Firms are required to disclose certain material climate-related risks under current regulatory requirements. Further, recent climate change lawsuits demonstrate a growing consensus on the need for greater accountability and transparency when it comes to the disclosure of climate risks.
This section is still under development, but will highlight existing legislation and regulations that call for the disclosure of climate-related information, key whistleblower laws, and case law that addresses climate-related disclosure.
In response to numerous corporate accounting fraud scandals including Enron, that rocked markets and financially devastated investors, Congress passed the landmark Sarbanes-Oxley Act (SOX) in 2002. SOX seeks to improve corporate governance and compliance largely by holding chief executives and chief financial officers of public companies directly responsible for the accuracy of their financial statements.
SOX also contains a whistleblower protection provision. After hearing testimony from Enron whistleblower, Sherron Watchins who blew the whistle on Enron Executives and was retaliated against, Congress sought to provide protection to whistleblowers in the future so they would forward to prevent similar types of corporate fraud that damages innocent investors.
The SOX whistleblower protection provision found in Section 806 of Act and codified at 18 U.S.C. §1514A includes:
The OSHA Whistleblower Regulations can be found at 29 C.F.R. 1977.
To learn more about the Sarbanes-Oxley whistleblower provisions, visit the National Whistleblower Center’s “Sarbanes-Oxley FAQ” here.
The Dodd-Frank Wall Street Reform and Consumer Protection Act (the “Dodd-Frank Act”) of 2010, was passed to restore stability and reform the U.S. financial system in the wake of the Great Recession of 2008 that caused the collapse of the U.S. economy and the loss of 8.6 million jobs and $20 trillion in GDP.
One of the many financial areas targeted for reform involved the regulation of securities and investor protection.

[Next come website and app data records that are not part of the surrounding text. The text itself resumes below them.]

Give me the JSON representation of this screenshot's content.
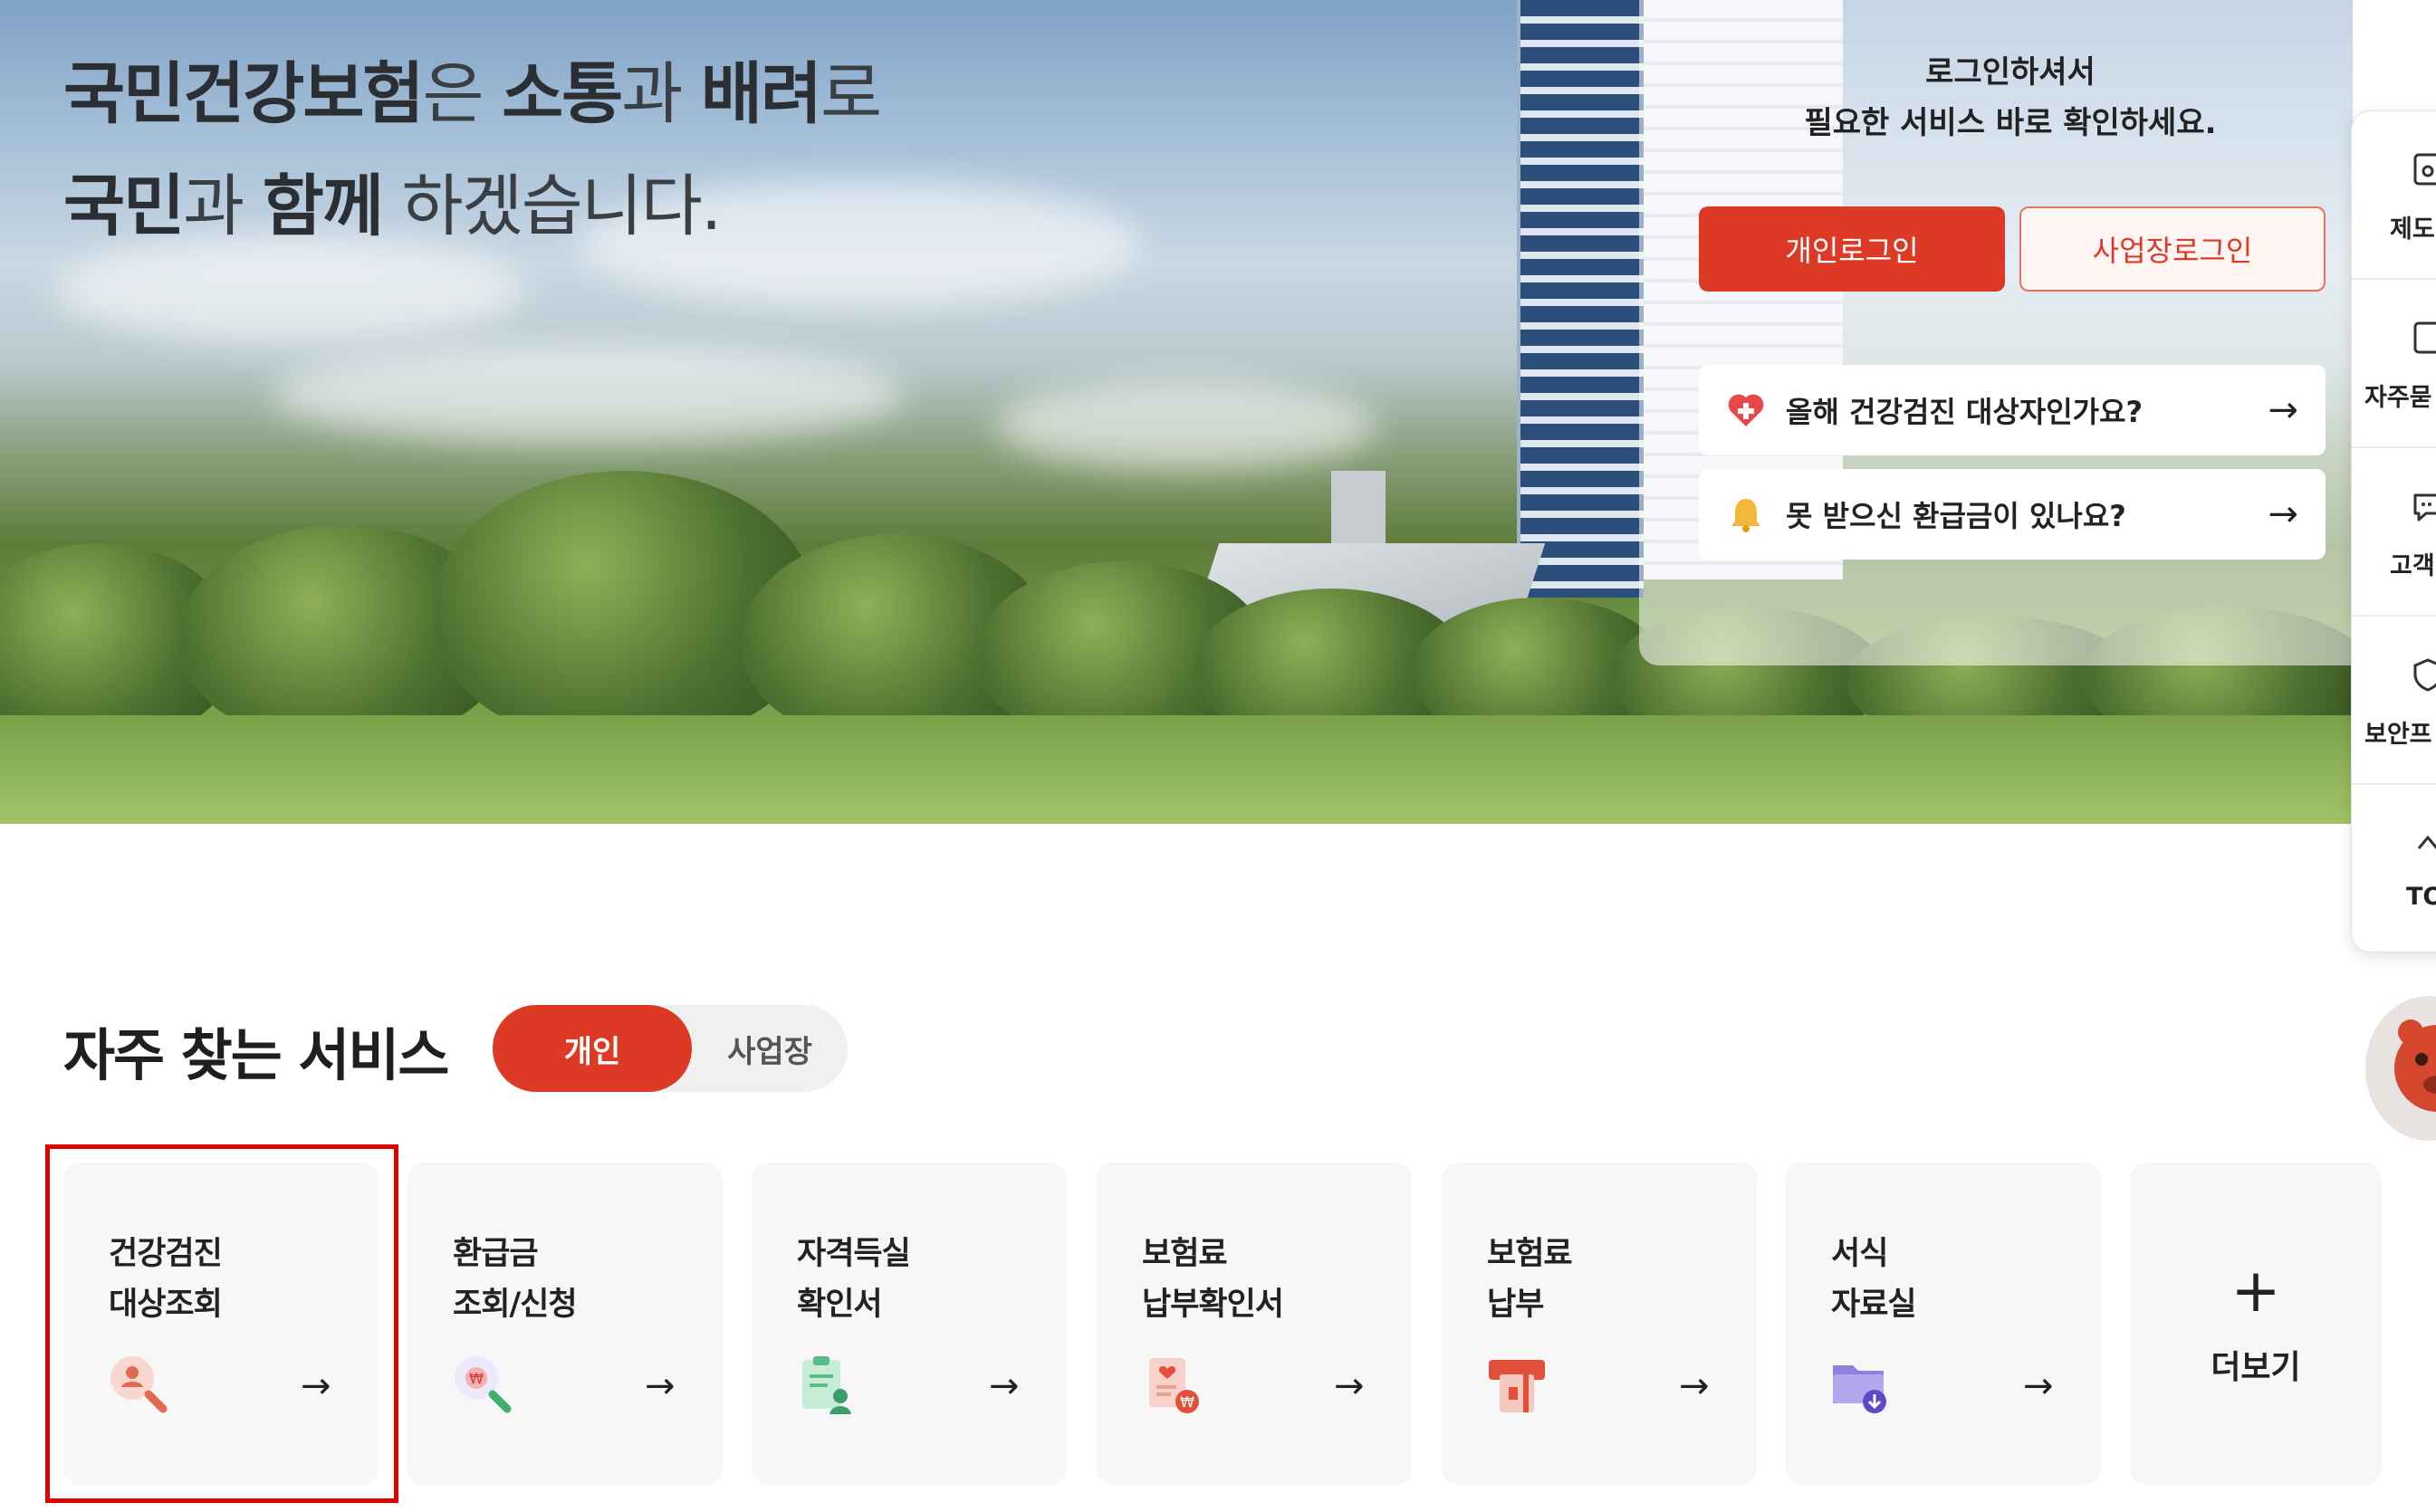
{
  "hero": {
    "title_line1": [
      {
        "text": "국민건강보험",
        "bold": true
      },
      {
        "text": "은 ",
        "bold": false
      },
      {
        "text": "소통",
        "bold": true
      },
      {
        "text": "과 ",
        "bold": false
      },
      {
        "text": "배려",
        "bold": true
      },
      {
        "text": "로",
        "bold": false
      }
    ],
    "title_line2": [
      {
        "text": "국민",
        "bold": true
      },
      {
        "text": "과 ",
        "bold": false
      },
      {
        "text": "함께",
        "bold": true
      },
      {
        "text": " 하겠습니다.",
        "bold": false
      }
    ]
  },
  "login": {
    "message_line1": "로그인하셔서",
    "message_line2": "필요한 서비스 바로 확인하세요.",
    "personal_login": "개인로그인",
    "business_login": "사업장로그인",
    "quick_links": [
      {
        "label": "올해 건강검진 대상자인가요?",
        "icon": "heart-plus-icon",
        "arrow": "→"
      },
      {
        "label": "못 받으신 환급금이 있나요?",
        "icon": "bell-icon",
        "arrow": "→"
      }
    ]
  },
  "rail": {
    "items": [
      {
        "label": "제도",
        "icon": "document-icon"
      },
      {
        "label": "자주묻",
        "icon": "faq-icon"
      },
      {
        "label": "고객",
        "icon": "chat-icon"
      },
      {
        "label": "보안프",
        "icon": "shield-icon"
      },
      {
        "label": "TO",
        "icon": "chevron-up-icon"
      }
    ],
    "mascot_icon": "mascot-chatbot-icon"
  },
  "services": {
    "title": "자주 찾는 서비스",
    "tab_personal": "개인",
    "tab_business": "사업장",
    "cards": [
      {
        "line1": "건강검진",
        "line2": "대상조회",
        "icon": "person-search-icon",
        "arrow": "→"
      },
      {
        "line1": "환급금",
        "line2": "조회/신청",
        "icon": "won-search-icon",
        "arrow": "→"
      },
      {
        "line1": "자격득실",
        "line2": "확인서",
        "icon": "clipboard-person-icon",
        "arrow": "→"
      },
      {
        "line1": "보험료",
        "line2": "납부확인서",
        "icon": "receipt-won-icon",
        "arrow": "→"
      },
      {
        "line1": "보험료",
        "line2": "납부",
        "icon": "card-payment-icon",
        "arrow": "→"
      },
      {
        "line1": "서식",
        "line2": "자료실",
        "icon": "folder-download-icon",
        "arrow": "→"
      }
    ],
    "more_symbol": "+",
    "more_label": "더보기"
  },
  "colors": {
    "accent": "#dd3a26",
    "highlight_box": "#e00000",
    "card_bg": "#f7f7f7"
  }
}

The Securities and Exchange Commission (“SEC”), who is charged with regulating securities and protecting investors, failed to detect and prevent massive securities frauds such as the decades long Bernie Madoff Ponzi Scheme that significantly harmed investors. The SEC also failed to heed the warnings of whistleblowers such as Harry Markopolos that could have prevented these frauds. Recognizing that insiders are often the best source of information of corporate fraud and violations of securities law, Congress adopted Section 922 of the Dodd-Frank Act enhancing the SEC’s whistleblower program.
Improvements to the SEC Whistleblower program under Dodd-Frank, codified at Section 21F of the Securities and Exchange Act of 1934, 15 U.S.C. §78u-6 and 7 include:
The SEC regulations implementing the Dodd-Frank Act whistleblower requirements can be found at Implementation of the Whistleblower Provisions of Section 21F of the Security and Exchange Act of 1934 , Securities and Exchange Commission (May 25, 2011).
To learn more about the Dodd-Frank Act and its whistleblower provisions, check out the National Whistleblower Center’s “Dodd-Frank FAQ” here.
Cornell Law School’s Legal Information Institute (“LII”) maintains an extensive no-cost searchable legal research. The LII database includes the U.S. Constitution, the U.S. Code, the U.S. Code of Federal Regulations, the Uniform Commercial Code, U.S. Supreme Court decisions, and several other primary law sources.